  • Felt is not a great fabric for clothing as it is thick and doesn't breathe well.
  • You may be tempted to purchase inexpensive material like felt, but you should ensure that the material you select is appropriate for your project.
  • If I felt like you would make the most of the writing workshop, I would pay for it.
  • If it felt wrong, you shouldn't have done it.


  • Do you like the feel of the felt fabric, or would you like to look at something that is higher quality?
  • Can you believe Beverly wrote a best-selling self-published ebook for Amazon titled Feel More Felt by Experiencing by Expressing and Experiencing Emotions?

Final Look: 'Feel' or 'Felt'

Finally, let's take a last look at the difference between 'feel' or 'felt': 

  • 'Feel' can be a verb that means to experience through touch. 
  • 'Feel' can also be a noun that means feeling or sensation of touch. 
  • 'Felt' is the past tense form of the verb feel. 
  • 'Felt' is a noun for material made from fused or combined organic and synthetic fibers.

Words like 'feel' and 'felt' confuse even experienced writers.
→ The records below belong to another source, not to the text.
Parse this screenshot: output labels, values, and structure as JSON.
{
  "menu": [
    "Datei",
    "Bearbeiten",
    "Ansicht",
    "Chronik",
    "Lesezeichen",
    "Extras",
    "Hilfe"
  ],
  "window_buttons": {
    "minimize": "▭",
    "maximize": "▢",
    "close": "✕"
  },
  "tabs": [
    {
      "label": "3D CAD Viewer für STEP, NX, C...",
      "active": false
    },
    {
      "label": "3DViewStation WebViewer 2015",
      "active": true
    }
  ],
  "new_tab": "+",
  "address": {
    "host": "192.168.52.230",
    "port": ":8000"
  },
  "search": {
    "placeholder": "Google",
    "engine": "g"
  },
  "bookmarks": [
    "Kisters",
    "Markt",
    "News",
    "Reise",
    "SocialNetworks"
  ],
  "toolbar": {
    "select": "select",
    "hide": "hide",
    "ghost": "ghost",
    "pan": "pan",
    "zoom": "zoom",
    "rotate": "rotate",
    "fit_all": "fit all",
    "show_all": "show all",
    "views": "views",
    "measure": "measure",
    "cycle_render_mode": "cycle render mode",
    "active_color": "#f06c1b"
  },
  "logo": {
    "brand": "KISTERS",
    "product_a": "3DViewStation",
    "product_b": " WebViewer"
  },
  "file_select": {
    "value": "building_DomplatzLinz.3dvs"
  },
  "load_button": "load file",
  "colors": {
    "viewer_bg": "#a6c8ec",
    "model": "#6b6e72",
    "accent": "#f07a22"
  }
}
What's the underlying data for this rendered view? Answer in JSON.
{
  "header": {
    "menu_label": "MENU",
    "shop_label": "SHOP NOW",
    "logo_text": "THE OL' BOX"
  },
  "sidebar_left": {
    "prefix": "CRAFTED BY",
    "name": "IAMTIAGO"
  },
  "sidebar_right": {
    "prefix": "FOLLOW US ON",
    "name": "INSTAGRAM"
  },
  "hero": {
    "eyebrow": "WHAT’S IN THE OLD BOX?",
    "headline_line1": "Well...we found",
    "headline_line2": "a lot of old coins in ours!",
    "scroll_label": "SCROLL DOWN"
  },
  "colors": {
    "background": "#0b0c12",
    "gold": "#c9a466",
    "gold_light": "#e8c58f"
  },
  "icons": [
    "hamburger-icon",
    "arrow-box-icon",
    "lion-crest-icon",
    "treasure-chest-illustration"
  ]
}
So, if you need help deciding which of these terms to use in the future, you can always return to this guide for a quick review.

The dozens of posts here also cover many other industry-related topics. So, if you want to improve your writing skills or learn better ways to market your freelance writing services, check out a few different guides before you go.

We encourage you to share this article on Twitter and Facebook. Just click those two links - you'll see why.

It's important to share the news to spread the truth. Most people won't.

Written By:
Shaun Connell
Shaun Connell has spent his entire career either working as a freelance writer or hiring freelance writers for his many successful publications. Shaun has learned the exact tricks of the trade to hire the perfect writer for almost any niche.

Leave a Reply

Your email address will not be published. Required fields are marked *

Writing Jobs Newsletter
Subscribe to receive information, free guides and tutorials